Following the introduction of Auto-enrollment in October, the National Association of Pension Funds and other pension experts warned of the potential damage to people’s pensions that transferring their funds from one employer to the next might cause. It was claimed that up to a quarter of the value of a person’s eventual pension could be lost over the course of their career as a result of moving from schemes with lower charges to those with higher charges. While the 25% quoted was a “worst case scenario”, it’s worth thinking about the effect of charges on the value of your pension.
When we invest money in a “defined contribution” type of pension fund, there are many factors that affect what we end up with at retirement, aside from the obvious one of how much we put away every month. Such factors include life expectancy, the effect of inflation, and what kind of fund we choose. However, for the sake of simplicity, I shall focus on just two:
- How strongly the investment grows
- How much the provider takes in charges
The investment growth part of the equation is down to our choice of investment manager and the fund(s) we choose. If you’ve invested in a pension recently, you’ll know what a bewildering array of funds there is to choose from, even just with one investment manager. Your choice will be determined by your attitude to risk: if you’re a “safety first” kind of person, you may go for a fund that’s heavy on Government bonds and cash; if “nothing ventured, nothing gained” is your philosophy of life, you may go for funds with a high exposure to equities in emerging markets, futures, swaps, and other more esoteric assets. Most of us probably go for something in the middle: perhaps a tracker fund, or a mixed managed fund containing a spread of equities, bonds, property and cash, so as not to be over-reliant on any one type of asset.
If you’re lucky enough to have access to a workplace pension, there may be a “default fund” in place, which you can opt for if you don’t know enough about investment to make the choice for yourself.

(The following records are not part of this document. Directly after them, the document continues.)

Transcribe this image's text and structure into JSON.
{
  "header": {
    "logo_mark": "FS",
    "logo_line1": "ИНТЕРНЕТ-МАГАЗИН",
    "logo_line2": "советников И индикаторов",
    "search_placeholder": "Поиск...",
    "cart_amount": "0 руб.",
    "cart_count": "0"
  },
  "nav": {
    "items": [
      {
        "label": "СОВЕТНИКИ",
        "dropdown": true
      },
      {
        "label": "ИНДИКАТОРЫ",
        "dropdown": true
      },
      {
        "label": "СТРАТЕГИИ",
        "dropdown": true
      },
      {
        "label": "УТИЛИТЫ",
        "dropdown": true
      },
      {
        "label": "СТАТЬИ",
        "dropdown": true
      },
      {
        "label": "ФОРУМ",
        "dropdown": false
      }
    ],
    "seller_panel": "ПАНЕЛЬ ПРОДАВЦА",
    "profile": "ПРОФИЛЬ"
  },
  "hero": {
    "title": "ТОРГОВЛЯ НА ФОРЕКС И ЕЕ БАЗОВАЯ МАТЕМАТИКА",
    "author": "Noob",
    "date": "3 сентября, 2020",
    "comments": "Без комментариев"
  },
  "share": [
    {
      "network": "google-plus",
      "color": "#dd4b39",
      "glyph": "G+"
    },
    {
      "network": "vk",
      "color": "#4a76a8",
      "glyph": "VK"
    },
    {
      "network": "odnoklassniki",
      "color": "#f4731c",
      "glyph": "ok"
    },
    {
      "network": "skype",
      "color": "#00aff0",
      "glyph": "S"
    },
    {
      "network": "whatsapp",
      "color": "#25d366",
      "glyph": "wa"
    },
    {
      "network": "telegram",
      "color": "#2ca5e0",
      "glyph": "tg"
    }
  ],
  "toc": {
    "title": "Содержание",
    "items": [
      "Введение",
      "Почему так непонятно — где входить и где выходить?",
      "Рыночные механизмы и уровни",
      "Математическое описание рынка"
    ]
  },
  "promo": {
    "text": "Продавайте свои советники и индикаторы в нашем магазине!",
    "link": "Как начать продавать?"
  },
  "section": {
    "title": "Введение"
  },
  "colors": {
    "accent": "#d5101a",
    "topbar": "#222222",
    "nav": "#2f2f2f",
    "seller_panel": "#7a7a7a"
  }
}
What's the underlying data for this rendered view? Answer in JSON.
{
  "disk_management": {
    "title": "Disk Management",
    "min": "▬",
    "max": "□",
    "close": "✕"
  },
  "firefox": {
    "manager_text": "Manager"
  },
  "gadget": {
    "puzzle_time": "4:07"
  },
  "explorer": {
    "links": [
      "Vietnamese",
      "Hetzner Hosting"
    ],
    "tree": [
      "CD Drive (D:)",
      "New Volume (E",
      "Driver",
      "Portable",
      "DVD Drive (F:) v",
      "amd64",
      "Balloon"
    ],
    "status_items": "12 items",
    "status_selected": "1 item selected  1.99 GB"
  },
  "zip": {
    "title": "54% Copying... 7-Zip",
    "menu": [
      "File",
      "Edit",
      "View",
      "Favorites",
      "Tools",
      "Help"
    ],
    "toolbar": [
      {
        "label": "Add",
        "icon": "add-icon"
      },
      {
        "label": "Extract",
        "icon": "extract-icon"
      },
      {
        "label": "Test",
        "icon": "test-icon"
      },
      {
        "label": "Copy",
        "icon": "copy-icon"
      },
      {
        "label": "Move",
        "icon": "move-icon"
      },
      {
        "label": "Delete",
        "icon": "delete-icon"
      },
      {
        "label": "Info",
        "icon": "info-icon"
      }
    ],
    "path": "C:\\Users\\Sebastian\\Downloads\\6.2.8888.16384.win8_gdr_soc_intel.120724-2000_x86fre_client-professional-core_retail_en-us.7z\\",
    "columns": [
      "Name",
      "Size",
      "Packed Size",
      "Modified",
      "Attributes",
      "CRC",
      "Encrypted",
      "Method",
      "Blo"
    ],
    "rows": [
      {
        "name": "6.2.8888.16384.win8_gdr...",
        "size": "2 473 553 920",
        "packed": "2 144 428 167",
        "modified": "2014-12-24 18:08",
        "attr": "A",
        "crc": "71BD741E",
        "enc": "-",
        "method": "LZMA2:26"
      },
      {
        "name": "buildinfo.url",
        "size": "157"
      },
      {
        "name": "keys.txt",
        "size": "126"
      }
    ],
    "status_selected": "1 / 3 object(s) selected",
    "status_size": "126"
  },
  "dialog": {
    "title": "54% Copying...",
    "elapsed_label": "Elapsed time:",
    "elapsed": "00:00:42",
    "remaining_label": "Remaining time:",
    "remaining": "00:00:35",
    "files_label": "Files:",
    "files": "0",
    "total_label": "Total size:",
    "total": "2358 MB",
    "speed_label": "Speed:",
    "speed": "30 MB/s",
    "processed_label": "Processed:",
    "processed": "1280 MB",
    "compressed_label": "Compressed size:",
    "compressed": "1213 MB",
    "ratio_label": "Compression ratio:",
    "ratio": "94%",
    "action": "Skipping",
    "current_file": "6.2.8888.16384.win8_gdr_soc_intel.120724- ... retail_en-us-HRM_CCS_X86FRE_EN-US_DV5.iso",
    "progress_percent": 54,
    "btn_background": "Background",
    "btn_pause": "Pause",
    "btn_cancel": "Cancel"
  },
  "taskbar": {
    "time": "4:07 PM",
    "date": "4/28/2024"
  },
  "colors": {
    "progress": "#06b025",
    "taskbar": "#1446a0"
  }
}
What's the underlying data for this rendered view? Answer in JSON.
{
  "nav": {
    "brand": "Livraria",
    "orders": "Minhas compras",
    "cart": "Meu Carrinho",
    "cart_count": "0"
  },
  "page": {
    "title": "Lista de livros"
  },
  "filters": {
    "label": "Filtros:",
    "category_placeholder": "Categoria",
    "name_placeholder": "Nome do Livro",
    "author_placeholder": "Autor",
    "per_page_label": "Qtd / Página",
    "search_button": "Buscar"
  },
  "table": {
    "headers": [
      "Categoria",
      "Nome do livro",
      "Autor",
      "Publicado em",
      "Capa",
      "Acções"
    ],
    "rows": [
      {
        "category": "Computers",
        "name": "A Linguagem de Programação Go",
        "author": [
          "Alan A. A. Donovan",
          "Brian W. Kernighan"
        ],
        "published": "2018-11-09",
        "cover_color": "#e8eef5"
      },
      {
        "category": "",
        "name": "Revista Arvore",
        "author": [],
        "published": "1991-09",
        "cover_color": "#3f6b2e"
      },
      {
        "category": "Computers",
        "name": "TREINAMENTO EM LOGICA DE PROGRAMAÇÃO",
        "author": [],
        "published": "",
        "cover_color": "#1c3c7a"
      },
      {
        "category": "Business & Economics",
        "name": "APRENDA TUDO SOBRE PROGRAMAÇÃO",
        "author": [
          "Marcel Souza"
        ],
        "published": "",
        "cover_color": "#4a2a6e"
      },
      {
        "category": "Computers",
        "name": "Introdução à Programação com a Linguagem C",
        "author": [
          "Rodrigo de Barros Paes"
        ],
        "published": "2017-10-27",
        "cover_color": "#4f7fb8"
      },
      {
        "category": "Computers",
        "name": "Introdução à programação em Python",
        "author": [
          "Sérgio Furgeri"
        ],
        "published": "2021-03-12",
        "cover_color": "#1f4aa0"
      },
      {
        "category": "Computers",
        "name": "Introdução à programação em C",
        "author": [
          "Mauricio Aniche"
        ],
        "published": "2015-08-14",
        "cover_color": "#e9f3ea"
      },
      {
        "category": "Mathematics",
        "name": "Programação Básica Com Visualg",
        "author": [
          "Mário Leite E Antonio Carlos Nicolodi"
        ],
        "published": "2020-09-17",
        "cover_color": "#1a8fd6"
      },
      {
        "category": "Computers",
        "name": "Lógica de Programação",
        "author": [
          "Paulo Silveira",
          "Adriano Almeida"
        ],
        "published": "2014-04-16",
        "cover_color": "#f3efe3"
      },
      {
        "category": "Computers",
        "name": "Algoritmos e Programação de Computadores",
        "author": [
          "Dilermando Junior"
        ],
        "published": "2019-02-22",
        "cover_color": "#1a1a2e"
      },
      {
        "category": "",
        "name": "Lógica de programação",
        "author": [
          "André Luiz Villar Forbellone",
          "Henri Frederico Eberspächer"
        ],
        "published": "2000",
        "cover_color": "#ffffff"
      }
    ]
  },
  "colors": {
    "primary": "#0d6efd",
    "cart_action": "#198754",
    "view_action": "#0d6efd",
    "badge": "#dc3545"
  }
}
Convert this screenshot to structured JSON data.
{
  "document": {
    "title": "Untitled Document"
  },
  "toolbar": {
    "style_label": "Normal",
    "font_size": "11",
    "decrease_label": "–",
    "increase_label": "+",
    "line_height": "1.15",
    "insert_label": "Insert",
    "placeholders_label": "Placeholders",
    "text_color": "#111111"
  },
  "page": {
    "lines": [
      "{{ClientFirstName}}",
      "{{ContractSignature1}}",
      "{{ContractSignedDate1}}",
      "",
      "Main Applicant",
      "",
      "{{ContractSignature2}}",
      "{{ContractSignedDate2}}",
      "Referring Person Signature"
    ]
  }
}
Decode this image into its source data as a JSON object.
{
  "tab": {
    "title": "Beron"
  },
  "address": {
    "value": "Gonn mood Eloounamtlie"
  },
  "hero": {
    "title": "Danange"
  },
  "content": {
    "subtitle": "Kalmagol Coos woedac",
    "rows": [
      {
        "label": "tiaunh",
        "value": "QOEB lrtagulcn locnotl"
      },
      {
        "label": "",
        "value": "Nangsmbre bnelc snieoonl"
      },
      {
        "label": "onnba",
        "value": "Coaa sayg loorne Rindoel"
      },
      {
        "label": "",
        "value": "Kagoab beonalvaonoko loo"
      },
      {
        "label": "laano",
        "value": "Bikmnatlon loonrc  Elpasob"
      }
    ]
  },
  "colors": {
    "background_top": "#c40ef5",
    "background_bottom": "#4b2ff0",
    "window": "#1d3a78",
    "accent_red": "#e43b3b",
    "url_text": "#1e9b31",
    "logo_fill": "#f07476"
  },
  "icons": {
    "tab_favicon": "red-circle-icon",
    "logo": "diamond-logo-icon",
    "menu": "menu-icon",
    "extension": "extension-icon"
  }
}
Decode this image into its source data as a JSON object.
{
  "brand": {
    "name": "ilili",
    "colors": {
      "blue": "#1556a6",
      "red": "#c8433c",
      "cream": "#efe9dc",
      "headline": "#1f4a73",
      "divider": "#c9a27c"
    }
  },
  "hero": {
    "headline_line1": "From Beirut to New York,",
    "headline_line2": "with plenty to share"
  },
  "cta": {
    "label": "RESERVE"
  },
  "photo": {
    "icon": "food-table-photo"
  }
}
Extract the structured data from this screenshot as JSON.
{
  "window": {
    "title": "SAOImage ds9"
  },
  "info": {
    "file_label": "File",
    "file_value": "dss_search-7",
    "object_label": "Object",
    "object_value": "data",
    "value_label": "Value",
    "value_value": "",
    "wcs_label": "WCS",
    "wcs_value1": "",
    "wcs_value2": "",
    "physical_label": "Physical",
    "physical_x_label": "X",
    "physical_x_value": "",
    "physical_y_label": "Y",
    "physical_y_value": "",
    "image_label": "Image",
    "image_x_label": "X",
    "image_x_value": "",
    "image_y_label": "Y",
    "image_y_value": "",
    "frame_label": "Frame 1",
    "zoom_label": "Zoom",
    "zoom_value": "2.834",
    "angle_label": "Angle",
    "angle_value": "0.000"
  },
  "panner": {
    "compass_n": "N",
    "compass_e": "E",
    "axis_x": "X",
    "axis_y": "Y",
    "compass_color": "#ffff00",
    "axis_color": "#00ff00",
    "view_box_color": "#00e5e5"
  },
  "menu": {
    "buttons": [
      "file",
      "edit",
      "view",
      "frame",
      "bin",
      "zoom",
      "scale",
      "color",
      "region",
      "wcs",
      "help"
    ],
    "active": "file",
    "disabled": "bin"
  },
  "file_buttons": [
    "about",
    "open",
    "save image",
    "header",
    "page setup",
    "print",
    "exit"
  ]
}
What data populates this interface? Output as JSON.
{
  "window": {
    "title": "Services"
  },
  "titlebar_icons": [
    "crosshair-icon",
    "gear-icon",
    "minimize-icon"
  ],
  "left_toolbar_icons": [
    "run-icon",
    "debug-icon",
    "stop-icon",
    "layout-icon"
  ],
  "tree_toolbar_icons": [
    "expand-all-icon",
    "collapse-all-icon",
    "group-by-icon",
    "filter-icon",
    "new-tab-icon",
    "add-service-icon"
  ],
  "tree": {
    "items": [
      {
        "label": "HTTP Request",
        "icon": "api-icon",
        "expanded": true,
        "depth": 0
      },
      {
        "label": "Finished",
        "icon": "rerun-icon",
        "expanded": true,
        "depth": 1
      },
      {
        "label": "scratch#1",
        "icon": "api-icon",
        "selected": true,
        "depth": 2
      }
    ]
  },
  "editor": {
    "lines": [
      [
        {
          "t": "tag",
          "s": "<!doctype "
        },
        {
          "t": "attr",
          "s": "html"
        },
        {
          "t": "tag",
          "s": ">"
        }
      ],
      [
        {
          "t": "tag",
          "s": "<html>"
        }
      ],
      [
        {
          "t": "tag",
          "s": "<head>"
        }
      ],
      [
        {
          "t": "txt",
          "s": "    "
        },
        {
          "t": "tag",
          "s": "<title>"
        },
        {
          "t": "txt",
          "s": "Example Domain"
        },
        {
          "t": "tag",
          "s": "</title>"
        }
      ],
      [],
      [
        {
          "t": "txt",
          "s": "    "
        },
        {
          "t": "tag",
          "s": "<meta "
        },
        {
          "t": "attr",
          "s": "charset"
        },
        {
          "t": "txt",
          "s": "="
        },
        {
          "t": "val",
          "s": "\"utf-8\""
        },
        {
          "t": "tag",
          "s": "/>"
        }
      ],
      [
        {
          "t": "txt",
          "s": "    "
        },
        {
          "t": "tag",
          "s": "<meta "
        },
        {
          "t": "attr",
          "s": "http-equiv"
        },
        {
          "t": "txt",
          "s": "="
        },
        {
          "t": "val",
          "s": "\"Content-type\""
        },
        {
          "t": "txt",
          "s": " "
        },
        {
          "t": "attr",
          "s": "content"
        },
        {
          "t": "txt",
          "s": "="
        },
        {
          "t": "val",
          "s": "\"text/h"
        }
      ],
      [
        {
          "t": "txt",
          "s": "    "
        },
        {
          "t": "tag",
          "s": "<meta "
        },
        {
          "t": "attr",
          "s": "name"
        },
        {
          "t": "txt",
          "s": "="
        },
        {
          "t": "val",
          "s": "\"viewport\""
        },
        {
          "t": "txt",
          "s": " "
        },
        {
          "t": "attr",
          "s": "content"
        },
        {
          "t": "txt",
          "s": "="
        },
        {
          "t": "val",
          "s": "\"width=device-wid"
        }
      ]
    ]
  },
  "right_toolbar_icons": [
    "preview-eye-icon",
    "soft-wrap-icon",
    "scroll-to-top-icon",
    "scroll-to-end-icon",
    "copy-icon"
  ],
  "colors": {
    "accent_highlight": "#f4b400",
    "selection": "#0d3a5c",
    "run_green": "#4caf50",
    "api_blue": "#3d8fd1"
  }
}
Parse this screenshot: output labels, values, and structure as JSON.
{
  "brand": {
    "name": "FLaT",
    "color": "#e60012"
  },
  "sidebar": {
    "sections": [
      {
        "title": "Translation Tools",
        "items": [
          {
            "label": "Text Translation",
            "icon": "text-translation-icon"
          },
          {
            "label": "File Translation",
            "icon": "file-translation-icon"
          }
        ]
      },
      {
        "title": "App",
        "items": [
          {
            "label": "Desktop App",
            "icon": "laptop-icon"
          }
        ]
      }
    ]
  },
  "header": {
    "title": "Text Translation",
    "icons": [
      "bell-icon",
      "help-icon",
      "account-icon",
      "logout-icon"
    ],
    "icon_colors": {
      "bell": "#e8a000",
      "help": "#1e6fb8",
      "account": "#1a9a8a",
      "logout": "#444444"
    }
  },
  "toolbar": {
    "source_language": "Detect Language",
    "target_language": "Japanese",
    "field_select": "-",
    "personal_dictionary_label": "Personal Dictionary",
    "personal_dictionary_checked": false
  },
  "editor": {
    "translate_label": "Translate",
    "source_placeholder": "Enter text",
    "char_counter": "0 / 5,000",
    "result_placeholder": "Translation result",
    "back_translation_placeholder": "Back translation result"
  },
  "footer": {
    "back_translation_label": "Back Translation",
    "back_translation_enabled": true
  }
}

If you’re an employer operating a defined contribution scheme, your provider will almost certainly offer a default fund option for your members. And unless your employees are financial advisers or market analysts, you’ll probably find that a significant number of your staff go for the default fund.